Further de la Mare acquisitions are held in Coll-1836. These include 14 letters to the English art director and architect Terence Verity and to his wife and professional partner Enid Verity (née Hill) dating from 1944 to 1956 (Coll-1836/1). There are also 3 letters from Walter de la Mare to his secretary Marie Lamigeon (Coll-1836/2).
The Papers of Professor William Fraser Mitchell (Coll-86), an Edinburgh graduate who went on to become Professor of Education at Selly Oak Colleges, Birmingham, also contain two letters sent by Walter de la Mare in 1925. They are in response to an invitation from Mitchell to address the Essay Club of Exeter College, Oxford University, where Mitchell was studying for a BLitt in 17th-century English pulpit oratory. There are also individual letters to John Atkins, Nancy Bowden, and a Mr Wood in the miscellaneous Coll-1848.
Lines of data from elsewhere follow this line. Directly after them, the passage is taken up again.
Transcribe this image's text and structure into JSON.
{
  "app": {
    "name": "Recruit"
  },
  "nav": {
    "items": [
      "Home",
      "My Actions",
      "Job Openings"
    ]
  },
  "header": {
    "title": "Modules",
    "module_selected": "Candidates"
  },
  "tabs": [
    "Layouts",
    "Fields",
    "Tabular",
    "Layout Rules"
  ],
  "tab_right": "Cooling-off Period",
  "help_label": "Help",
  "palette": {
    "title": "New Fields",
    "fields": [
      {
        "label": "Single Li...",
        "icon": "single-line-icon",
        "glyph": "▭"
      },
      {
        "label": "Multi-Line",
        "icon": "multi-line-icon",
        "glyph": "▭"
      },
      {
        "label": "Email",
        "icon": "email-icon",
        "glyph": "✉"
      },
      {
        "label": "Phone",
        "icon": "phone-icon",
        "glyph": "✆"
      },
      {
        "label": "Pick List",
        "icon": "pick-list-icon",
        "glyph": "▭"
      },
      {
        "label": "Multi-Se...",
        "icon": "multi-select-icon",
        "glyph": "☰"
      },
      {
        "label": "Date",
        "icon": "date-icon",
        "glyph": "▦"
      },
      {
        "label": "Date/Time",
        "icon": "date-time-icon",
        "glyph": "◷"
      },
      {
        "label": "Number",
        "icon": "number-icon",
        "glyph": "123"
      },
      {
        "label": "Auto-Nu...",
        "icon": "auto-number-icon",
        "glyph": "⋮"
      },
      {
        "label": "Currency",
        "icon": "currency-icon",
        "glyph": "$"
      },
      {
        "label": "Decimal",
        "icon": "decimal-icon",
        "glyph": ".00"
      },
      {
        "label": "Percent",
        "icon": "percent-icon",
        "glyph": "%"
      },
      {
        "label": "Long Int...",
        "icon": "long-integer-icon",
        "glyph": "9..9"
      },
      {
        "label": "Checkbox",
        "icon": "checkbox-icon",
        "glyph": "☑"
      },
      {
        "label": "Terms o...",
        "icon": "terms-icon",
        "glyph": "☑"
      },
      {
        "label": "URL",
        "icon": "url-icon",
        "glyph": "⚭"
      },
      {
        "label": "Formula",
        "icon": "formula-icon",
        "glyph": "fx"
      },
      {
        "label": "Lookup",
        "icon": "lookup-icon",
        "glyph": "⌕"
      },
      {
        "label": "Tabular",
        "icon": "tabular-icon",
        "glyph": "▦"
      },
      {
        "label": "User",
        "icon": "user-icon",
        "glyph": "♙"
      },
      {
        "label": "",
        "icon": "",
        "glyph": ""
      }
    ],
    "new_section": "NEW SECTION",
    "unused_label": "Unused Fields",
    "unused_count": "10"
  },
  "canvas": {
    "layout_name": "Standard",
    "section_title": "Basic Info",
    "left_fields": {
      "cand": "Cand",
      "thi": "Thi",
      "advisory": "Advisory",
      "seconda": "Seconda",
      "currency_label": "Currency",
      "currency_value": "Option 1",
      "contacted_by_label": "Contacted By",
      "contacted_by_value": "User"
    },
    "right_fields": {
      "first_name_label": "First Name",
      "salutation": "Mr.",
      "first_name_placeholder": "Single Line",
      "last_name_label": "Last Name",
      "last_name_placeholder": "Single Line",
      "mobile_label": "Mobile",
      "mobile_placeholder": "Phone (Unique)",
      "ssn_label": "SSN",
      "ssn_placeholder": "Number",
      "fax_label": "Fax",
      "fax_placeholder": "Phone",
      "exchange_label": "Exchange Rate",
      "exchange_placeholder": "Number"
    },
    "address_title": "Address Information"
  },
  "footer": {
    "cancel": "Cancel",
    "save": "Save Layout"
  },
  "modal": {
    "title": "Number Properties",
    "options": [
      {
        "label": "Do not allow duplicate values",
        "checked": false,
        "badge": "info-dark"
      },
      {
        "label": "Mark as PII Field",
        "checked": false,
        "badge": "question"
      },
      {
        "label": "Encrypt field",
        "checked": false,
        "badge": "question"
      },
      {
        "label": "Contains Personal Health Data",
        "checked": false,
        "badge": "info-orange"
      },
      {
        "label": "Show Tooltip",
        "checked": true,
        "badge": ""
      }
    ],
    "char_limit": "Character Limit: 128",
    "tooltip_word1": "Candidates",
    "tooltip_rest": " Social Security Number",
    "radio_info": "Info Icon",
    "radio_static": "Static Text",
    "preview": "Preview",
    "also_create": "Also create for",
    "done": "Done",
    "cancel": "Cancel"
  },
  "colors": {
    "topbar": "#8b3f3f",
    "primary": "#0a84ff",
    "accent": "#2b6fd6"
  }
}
A very recent acquisition is a scrapbook album of news-cuttings compiled by the writer’s sister-in-law Violet de la Mare (Coll-1834). It contains numerous articles on or by Walter de la Mare, along with many other press clippings relating to his family. At the back of the scrapbook are two unpublished poems by Walter to his nephew James Roy Delamare.